(Problem details):
Give every line of the material back exactly, images removed.

:::

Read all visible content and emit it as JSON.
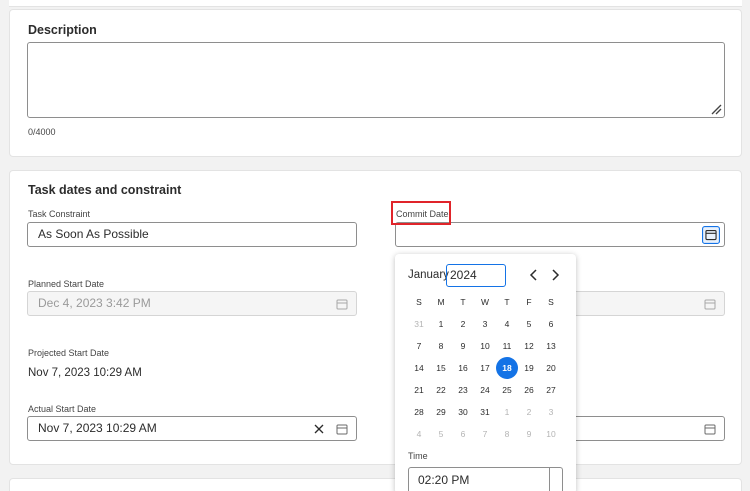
{
  "description": {
    "title": "Description",
    "counter": "0/4000"
  },
  "task_dates": {
    "title": "Task dates and constraint",
    "task_constraint": {
      "label": "Task Constraint",
      "value": "As Soon As Possible"
    },
    "commit_date": {
      "label": "Commit Date",
      "value": ""
    },
    "planned_start": {
      "label": "Planned Start Date",
      "value": "Dec 4, 2023 3:42 PM"
    },
    "projected_start": {
      "label": "Projected Start Date",
      "value": "Nov 7, 2023 10:29 AM"
    },
    "actual_start": {
      "label": "Actual Start Date",
      "value": "Nov 7, 2023 10:29 AM"
    }
  },
  "calendar": {
    "month": "January",
    "year": "2024",
    "weekdays": [
      "S",
      "M",
      "T",
      "W",
      "T",
      "F",
      "S"
    ],
    "weeks": [
      [
        "31",
        "1",
        "2",
        "3",
        "4",
        "5",
        "6"
      ],
      [
        "7",
        "8",
        "9",
        "10",
        "11",
        "12",
        "13"
      ],
      [
        "14",
        "15",
        "16",
        "17",
        "18",
        "19",
        "20"
      ],
      [
        "21",
        "22",
        "23",
        "24",
        "25",
        "26",
        "27"
      ],
      [
        "28",
        "29",
        "30",
        "31",
        "1",
        "2",
        "3"
      ],
      [
        "4",
        "5",
        "6",
        "7",
        "8",
        "9",
        "10"
      ]
    ],
    "selected_day": "18",
    "time_label": "Time",
    "time_value": "02:20 PM"
  },
  "colors": {
    "accent": "#1473e6",
    "highlight": "#e0242a"
  },
  "icons": {
    "calendar": "calendar-icon",
    "clear": "clear-icon",
    "prev": "chevron-left-icon",
    "next": "chevron-right-icon",
    "resize": "resize-grip-icon"
  }
}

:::

(Solution to this task):
Read all visible content and emit it as JSON.
{
  "description": {
    "title": "Description",
    "counter": "0/4000"
  },
  "task_dates": {
    "title": "Task dates and constraint",
    "task_constraint": {
      "label": "Task Constraint",
      "value": "As Soon As Possible"
    },
    "commit_date": {
      "label": "Commit Date",
      "value": ""
    },
    "planned_start": {
      "label": "Planned Start Date",
      "value": "Dec 4, 2023 3:42 PM"
    },
    "projected_start": {
      "label": "Projected Start Date",
      "value": "Nov 7, 2023 10:29 AM"
    },
    "actual_start": {
      "label": "Actual Start Date",
      "value": "Nov 7, 2023 10:29 AM"
    }
  },
  "calendar": {
    "month": "January",
    "year": "2024",
    "weekdays": [
      "S",
      "M",
      "T",
      "W",
      "T",
      "F",
      "S"
    ],
    "weeks": [
      [
        "31",
        "1",
        "2",
        "3",
        "4",
        "5",
        "6"
      ],
      [
        "7",
        "8",
        "9",
        "10",
        "11",
        "12",
        "13"
      ],
      [
        "14",
        "15",
        "16",
        "17",
        "18",
        "19",
        "20"
      ],
      [
        "21",
        "22",
        "23",
        "24",
        "25",
        "26",
        "27"
      ],
      [
        "28",
        "29",
        "30",
        "31",
        "1",
        "2",
        "3"
      ],
      [
        "4",
        "5",
        "6",
        "7",
        "8",
        "9",
        "10"
      ]
    ],
    "selected_day": "18",
    "time_label": "Time",
    "time_value": "02:20 PM"
  },
  "colors": {
    "accent": "#1473e6",
    "highlight": "#e0242a"
  },
  "icons": {
    "calendar": "calendar-icon",
    "clear": "clear-icon",
    "prev": "chevron-left-icon",
    "next": "chevron-right-icon",
    "resize": "resize-grip-icon"
  }
}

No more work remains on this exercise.